"I think this is what women's tennis is struggling with," she said. "That's why we have so many new Grand Slam winners -- because we are not as consistent as Rafa, Roger, and Novak.

"That's why my goal is going to be to be consistent. It's going to be really hard to achieve that."

"She has been the most consistent player in Grand Slam play over the last two years of all women." ESPN analyst Rennae Stubbs on Serena Williams

Williams made her major return at Roland Garros in 2018, withdrawing ahead of her fourth-round match, but rolled at Wimbledon soon after.

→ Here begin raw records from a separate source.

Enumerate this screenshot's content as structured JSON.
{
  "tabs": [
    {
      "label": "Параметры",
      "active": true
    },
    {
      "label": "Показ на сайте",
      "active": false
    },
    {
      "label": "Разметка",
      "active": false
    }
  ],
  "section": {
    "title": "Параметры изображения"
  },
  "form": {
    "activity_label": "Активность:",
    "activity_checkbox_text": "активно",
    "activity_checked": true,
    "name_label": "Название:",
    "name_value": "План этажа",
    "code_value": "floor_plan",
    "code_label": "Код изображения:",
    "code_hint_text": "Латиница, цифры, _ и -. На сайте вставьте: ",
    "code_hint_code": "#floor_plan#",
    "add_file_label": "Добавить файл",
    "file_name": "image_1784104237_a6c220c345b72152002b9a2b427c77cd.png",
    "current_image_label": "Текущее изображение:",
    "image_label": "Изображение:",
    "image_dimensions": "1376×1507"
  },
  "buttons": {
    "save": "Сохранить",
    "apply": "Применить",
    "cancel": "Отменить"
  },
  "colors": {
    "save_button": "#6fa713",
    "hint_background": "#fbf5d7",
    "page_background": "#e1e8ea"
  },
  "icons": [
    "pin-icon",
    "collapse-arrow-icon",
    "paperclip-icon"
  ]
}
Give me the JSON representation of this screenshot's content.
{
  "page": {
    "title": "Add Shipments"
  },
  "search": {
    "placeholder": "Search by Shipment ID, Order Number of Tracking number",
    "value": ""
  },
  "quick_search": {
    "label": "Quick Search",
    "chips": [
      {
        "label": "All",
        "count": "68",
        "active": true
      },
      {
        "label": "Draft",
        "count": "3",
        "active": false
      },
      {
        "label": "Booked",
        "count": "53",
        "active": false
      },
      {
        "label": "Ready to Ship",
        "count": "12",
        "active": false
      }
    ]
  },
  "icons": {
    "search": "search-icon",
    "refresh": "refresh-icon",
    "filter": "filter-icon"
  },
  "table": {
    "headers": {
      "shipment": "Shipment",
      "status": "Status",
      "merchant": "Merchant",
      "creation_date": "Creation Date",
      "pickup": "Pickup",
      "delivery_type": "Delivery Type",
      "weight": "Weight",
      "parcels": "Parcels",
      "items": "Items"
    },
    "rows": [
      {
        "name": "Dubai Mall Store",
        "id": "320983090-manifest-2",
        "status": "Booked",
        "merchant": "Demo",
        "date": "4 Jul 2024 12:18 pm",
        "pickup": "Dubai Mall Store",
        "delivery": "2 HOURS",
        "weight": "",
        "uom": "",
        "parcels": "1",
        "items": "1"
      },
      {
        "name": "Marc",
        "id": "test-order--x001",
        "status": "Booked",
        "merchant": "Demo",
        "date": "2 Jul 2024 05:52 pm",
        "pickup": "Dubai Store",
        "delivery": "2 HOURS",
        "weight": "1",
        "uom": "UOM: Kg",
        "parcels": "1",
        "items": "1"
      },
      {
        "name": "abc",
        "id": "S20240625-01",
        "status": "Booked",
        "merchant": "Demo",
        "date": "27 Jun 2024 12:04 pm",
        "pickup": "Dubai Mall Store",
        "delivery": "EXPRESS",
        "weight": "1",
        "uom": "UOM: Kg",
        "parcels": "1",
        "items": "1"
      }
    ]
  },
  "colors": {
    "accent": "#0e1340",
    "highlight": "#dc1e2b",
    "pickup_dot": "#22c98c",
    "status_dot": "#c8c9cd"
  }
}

She dropped just one set and hadn't missed a step until her 6-3, 6-3 final loss to Angelique Kerber.

At the US Open less than two months later, she was dominant throughout -- again just losing one set as she made her way to the final -- and then lost in the championship match to Osaka. Since then, she has faced intense scrutiny over her perceived inability to win at the biggest moments with history on the line.

She reached the finals at Wimbledon and the US Open again in 2019, but once more, couldn't close the deal. She made the quarterfinals at the Australian Open in 2019 and the semifinals at the 2020 staging of the US Open.

But while she didn't take home the coveted trophy at any of the tournaments, that's still six appearances in the quarterfinals or better in 10 events (eight that was she was healthy enough to continue playing in), and two more than anyone else during that stretch. Halep and Elina Svitolina each have four appearances.

There is one player, however, who has come close to matching Williams' steadiness. Osaka trails in finals appearance since 2018 with three, but has won all of them for the most titles in that span. She had a methodical straight-set victory of her own over the always-challenging Ons Jabeur on Friday to advance to the fourth round.

"For so many years, or at least the last 12 since Justine Henin retired the first time [in 2008], it's really been just Serena who has lived comfortably in that role as a champion," Shriver said. "It seemed like there was no one else who could do anything after they did well in a major for a long time, but I think we're starting to see Osaka show she can do it too. With the back-to-back wins and then a year-and-a-half later at the [2020] US Open, she made such a statement."

For now, it's Williams who remains the one expected to make a run deep into the second week, as she so often does, no matter how many of the other seeds continue to crash early. She will next face Anastasia Potapova in the third round on Friday with her sights focused on winning No. 24 this month in Melbourne.

"It [all] just shows you how unbelievably consistent she is," Stubbs said, "and a lot of people want to see her get that [Grand Slam] record. And it wouldn't surprise me if she does it here."